Byline: Garry Smits, Times-Union sports writer
The increasing popularity of golf among women doesn't only have to do with the fact that Annika Sorenstam, Karrie Webb and Se Ri Pak have jump-started the LPGA Tour.
Making women feel welcome can be as simple as the courtesy of a course ranger, a well-stocked pro shop and area tournaments showcasing the best amateur players.
The summer of 2002 has been a good one so far for women's golf from South Georgia to Flagler County. It started with a survey in Golf for Women magazine that ranked the Sea Island (Ga.) Golf Club at the top of a list of the "50 Best Courses for Women," with the Amelia Island Plantation Ocean Links ranked 11th and the Ocean Hammock Golf Club in Palm Coast 32nd.
And beginning today, a course that made Golf for Women's top 50 list two years ago will again host the First Coast Women's Championship.

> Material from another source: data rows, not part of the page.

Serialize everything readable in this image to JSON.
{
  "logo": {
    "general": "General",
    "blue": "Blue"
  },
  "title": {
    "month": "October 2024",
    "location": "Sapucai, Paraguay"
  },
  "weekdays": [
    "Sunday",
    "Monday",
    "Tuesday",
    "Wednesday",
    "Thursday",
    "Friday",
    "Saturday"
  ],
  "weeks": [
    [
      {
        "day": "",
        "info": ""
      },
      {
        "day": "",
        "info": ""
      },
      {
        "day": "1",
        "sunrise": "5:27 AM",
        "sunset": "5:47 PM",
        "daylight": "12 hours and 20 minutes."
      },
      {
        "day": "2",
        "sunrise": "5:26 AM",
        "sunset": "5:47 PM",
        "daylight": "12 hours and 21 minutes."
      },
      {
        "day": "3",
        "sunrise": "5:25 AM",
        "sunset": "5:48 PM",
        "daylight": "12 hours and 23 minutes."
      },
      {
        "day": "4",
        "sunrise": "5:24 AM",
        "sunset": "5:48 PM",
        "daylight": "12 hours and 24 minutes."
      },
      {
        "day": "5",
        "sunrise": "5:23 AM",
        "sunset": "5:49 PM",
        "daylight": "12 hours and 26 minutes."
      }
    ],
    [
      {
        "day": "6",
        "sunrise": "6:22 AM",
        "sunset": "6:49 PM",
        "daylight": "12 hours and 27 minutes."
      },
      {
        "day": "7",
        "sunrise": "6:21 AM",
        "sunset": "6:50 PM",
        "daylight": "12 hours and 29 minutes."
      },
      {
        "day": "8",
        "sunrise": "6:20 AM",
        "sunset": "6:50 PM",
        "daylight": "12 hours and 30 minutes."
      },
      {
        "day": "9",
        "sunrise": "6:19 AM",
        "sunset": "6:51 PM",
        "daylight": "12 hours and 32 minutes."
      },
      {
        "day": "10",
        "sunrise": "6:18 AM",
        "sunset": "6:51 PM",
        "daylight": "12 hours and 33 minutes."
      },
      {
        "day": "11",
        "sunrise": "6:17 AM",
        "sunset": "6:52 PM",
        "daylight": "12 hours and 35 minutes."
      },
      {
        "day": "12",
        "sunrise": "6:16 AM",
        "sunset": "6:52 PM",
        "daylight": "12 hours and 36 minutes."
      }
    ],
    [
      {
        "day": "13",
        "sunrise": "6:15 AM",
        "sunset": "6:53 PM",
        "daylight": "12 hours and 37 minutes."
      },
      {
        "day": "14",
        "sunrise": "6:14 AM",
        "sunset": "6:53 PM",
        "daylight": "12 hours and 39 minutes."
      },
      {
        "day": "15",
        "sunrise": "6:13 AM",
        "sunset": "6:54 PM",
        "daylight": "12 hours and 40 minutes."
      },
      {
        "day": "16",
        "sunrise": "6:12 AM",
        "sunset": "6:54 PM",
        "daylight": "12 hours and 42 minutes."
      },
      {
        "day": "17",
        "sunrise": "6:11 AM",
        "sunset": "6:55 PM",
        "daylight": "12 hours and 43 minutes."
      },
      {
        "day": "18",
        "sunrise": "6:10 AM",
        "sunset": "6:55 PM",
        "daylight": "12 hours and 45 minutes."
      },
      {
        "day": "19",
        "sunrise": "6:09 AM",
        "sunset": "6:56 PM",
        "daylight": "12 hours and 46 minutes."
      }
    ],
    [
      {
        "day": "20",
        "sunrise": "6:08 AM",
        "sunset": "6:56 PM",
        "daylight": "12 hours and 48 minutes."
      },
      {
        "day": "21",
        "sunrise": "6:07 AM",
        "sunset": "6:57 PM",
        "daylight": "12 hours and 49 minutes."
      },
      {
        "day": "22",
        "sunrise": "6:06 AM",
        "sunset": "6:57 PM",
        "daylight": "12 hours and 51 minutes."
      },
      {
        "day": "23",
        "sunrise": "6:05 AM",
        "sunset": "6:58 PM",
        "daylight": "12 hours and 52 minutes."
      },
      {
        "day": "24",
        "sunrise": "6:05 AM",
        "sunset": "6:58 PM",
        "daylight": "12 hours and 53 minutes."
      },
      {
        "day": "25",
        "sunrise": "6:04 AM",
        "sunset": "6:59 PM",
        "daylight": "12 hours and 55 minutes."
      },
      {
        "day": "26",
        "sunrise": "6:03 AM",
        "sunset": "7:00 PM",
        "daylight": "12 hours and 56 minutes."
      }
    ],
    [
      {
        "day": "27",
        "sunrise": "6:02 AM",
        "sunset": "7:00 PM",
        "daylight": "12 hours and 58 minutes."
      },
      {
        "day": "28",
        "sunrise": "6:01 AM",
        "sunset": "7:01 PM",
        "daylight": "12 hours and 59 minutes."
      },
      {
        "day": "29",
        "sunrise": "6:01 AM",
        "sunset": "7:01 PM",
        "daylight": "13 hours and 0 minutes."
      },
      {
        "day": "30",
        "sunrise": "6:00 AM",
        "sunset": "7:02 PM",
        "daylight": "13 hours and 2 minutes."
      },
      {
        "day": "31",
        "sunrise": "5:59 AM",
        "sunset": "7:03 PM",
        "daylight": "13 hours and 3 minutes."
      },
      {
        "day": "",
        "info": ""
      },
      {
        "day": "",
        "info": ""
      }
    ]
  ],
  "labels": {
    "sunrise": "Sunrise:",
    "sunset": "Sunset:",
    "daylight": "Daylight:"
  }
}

The Ponce de Leon Resort in St. Augustine will hold the event for the 12th consecutive year, with more than 80 players competing in the 54-hole event.
Leading the field will be Katie Quinney of Florida State, Winnie Dorminey of Jacksonville University, Melodi Hines of Bethune-Cookman College, Katie Ruhe of South Florida and area amateur veterans such as Mary Tappmeyer, Debbie Drabinski, Patti Deschler, Susie Fonde and Suzy Strock.
Ponce de Leon director of golf Mary Hafeman said two-thirds of the field has a handicap of less than 10.
Hafeman, a former University of Florida player, said the Golf for Women Top-50 list has become an increasingly desired honor every year, especially for resort courses such as the Ponce and Sea Island.
"There are more couples who go on golf vacations," she said. "It's only good business to make women feel just as comfortable as men."
The standards for inclusion on the top-50 list are based on surveys of consumers on course design, conditions, pace of play, instructional programs, no restrictive tee times, spa facilities, child-care, food and beverage and pro shops that stock women's golf clothing, shoes, gloves and equipment.
Courses that make the list also have established an atmosphere of courtesy and accommodation for women, Hafeman said.
"There are some places where women feel unwelcome the minute you get out of the car," Hafeman said. "Even the rangers do it, when they radio back to the pro shop about what they think is a slow group of women. …